Data records for software interfaces:
_ _ _ _ _ _ _

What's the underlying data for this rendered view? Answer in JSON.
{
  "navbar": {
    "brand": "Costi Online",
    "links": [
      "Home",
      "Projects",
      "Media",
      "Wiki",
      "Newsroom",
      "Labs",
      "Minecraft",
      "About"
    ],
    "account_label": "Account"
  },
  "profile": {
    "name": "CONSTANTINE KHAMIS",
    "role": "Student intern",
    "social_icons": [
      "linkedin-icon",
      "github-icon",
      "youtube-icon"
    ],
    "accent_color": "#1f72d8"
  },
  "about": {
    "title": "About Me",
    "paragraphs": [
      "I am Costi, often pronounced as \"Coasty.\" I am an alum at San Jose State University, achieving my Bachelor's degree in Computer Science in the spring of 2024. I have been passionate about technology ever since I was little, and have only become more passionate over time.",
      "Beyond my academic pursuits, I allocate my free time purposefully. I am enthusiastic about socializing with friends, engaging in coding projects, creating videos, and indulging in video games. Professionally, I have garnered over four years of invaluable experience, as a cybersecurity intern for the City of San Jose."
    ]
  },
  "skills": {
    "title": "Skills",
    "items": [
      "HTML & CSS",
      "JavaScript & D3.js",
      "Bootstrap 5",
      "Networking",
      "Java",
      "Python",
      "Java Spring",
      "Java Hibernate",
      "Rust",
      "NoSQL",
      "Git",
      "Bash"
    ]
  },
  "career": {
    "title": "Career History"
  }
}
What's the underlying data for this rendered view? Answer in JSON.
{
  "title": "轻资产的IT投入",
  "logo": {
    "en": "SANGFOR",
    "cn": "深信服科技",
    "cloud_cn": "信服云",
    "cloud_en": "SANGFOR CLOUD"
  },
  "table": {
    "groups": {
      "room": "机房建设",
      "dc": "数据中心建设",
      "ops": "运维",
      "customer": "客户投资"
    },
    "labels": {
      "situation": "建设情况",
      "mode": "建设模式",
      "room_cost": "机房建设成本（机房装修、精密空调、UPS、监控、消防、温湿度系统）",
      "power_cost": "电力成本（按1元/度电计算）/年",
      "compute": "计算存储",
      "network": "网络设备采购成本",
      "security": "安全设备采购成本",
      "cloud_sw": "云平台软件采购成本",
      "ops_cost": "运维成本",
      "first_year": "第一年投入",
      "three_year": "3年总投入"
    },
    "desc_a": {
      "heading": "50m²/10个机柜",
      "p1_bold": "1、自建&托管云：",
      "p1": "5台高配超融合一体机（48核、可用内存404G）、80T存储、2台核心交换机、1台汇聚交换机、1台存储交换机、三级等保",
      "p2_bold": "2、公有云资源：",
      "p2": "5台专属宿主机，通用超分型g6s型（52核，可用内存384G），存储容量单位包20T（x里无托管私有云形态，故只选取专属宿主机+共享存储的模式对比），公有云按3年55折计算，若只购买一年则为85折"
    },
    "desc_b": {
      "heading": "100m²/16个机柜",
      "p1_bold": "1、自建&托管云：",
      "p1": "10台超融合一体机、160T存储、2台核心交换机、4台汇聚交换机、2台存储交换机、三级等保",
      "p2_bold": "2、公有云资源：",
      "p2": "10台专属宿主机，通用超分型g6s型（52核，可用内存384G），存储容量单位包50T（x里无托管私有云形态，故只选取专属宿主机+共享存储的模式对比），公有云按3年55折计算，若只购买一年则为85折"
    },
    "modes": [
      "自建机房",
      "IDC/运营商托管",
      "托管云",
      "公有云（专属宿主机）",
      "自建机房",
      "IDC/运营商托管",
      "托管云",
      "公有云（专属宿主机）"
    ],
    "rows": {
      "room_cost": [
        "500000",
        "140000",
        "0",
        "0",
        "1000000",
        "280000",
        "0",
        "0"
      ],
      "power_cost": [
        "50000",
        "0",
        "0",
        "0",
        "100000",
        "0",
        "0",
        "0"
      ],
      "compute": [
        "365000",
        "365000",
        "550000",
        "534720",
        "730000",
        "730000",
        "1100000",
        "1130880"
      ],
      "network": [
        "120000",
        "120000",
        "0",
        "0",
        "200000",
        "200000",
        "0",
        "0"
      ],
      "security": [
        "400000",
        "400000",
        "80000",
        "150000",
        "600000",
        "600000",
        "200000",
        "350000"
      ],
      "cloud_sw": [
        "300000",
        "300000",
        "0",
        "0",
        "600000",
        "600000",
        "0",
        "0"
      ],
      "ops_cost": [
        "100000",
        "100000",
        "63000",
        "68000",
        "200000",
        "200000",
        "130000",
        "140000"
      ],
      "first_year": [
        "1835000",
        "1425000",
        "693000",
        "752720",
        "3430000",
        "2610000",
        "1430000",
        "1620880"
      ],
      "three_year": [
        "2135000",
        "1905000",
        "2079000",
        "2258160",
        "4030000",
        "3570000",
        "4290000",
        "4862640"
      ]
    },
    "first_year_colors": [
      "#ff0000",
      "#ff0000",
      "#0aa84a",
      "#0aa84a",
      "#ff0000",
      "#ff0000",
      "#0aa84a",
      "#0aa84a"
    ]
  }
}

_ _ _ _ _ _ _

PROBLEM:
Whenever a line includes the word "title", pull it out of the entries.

TASK OUTPUT:
    "title": "About Me",
    "title": "Skills",
    "title": "Career History"
  "title": "轻资产的IT投入",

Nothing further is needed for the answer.